Most ED Docs, Nurses Doubtful About Suicide Preventability
Most do not question patients' access to firearms, unless suicide plan involves a gun
FRIDAY, April 12 (HealthDay News) -- Less than half of emergency department (ED) physicians and nurses believe that most or all suicides are preventable, and most do not assess suicidal patients for firearm access unless the patient has a suicide plan involving a firearm, according to a study published online March 14 in Depression and Anxiety.
Marian E. Betz, M.D., M.P.H., from the University of Colorado School of Medicine in Denver, and colleagues surveyed 631 physicians and nurses at eight EDs regarding beliefs and behaviors relating to preventing suicide by reducing access to lethal methods (means restrictions).
The researchers found that fewer than half of the respondents thought that most or all suicides could be prevented. Significantly more nurses than physicians thought that, if firearms were unavailable, most or all firearm decedents would have died by another method (67 versus 44 percent). Across five patient scenarios, there was variation in the proportion of providers who reported that they almost always asked suicidal patients about access to firearms, ranging from 64 percent for those who were suicidal with a firearm suicide plan to 9 percent for those who had overdosed but were no longer suicidal.

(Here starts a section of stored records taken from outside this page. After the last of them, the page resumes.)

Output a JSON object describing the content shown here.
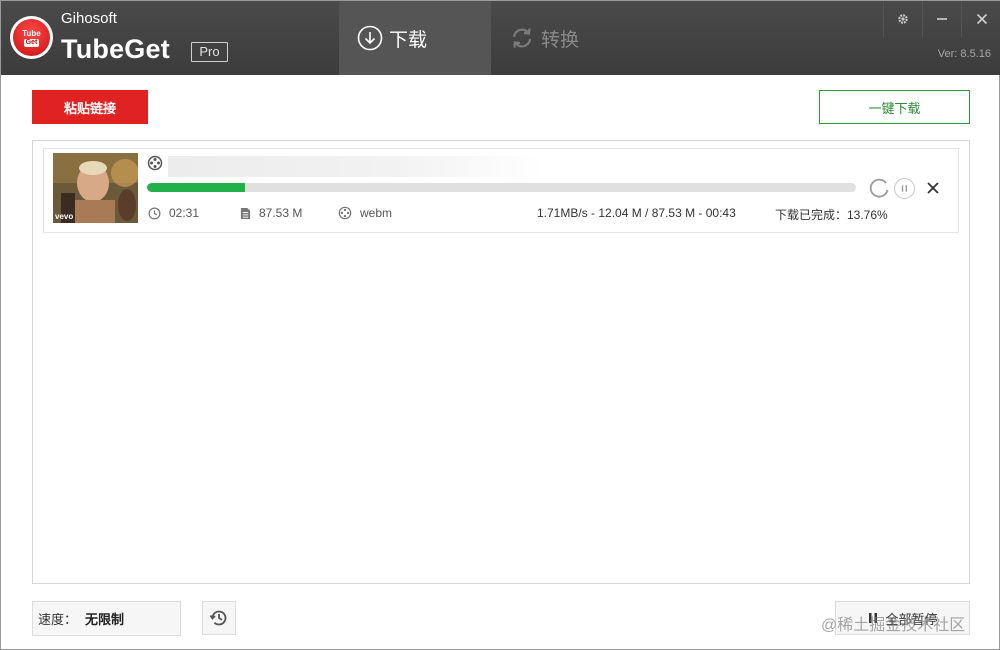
{
  "app": {
    "brand_small": "Gihosoft",
    "brand_big": "TubeGet",
    "edition": "Pro",
    "version": "Ver: 8.5.16",
    "logo_text_top": "Tube",
    "logo_text_bottom": "Get",
    "colors": {
      "titlebar": "#3f3f3f",
      "accent_red": "#e02222",
      "accent_green": "#22b04b"
    }
  },
  "tabs": [
    {
      "label": "下载",
      "icon": "download-circle-icon",
      "active": true
    },
    {
      "label": "转换",
      "icon": "convert-arrows-icon",
      "active": false
    }
  ],
  "window_controls": [
    "gear-icon",
    "minimize-icon",
    "close-icon"
  ],
  "toolbar": {
    "paste_label": "粘贴链接",
    "onekey_label": "一键下载"
  },
  "downloads": [
    {
      "thumb_badge": "vevo",
      "title": "",
      "progress_percent": 13.76,
      "duration": "02:31",
      "size": "87.53 M",
      "format": "webm",
      "stats": "1.71MB/s - 12.04 M / 87.53 M - 00:43",
      "done_text": "下载已完成：13.76%"
    }
  ],
  "footer": {
    "speed_label": "速度：",
    "speed_value": "无限制",
    "pause_all_label": "全部暂停",
    "watermark": "@稀土掘金技术社区"
  }
}
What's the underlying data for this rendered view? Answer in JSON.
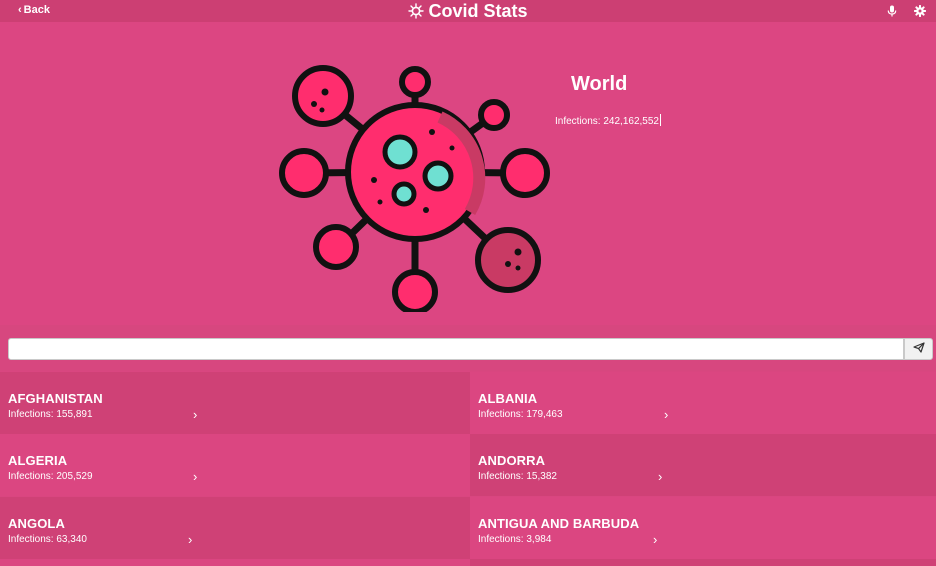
{
  "header": {
    "back_label": "Back",
    "title": "Covid Stats"
  },
  "world": {
    "name": "World",
    "infections_label": "Infections: 242,162,552"
  },
  "search": {
    "value": "",
    "placeholder": ""
  },
  "countries": [
    {
      "name": "AFGHANISTAN",
      "infections": "Infections: 155,891"
    },
    {
      "name": "ALBANIA",
      "infections": "Infections: 179,463"
    },
    {
      "name": "ALGERIA",
      "infections": "Infections: 205,529"
    },
    {
      "name": "ANDORRA",
      "infections": "Infections: 15,382"
    },
    {
      "name": "ANGOLA",
      "infections": "Infections: 63,340"
    },
    {
      "name": "ANTIGUA AND BARBUDA",
      "infections": "Infections: 3,984"
    }
  ],
  "colors": {
    "background": "#d94680",
    "topbar": "#cc3f73",
    "card_dark": "#cf4176",
    "card_light": "#db4681",
    "virus_body": "#ff2d6e",
    "virus_shadow": "#c93a64",
    "virus_spot": "#6fe0d2"
  },
  "icons": [
    "back-chevron-icon",
    "virus-logo-icon",
    "microphone-icon",
    "gear-icon",
    "send-icon",
    "chevron-right-icon"
  ]
}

Across all five scenarios, physicians were more likely than nurses to almost always or often ask about access to firearms, as were older providers, and those providers who felt that their provider type was responsible for assessing access to firearms.
"These findings suggest the need for targeted staff education concerning means restriction for suicide prevention," the authors write.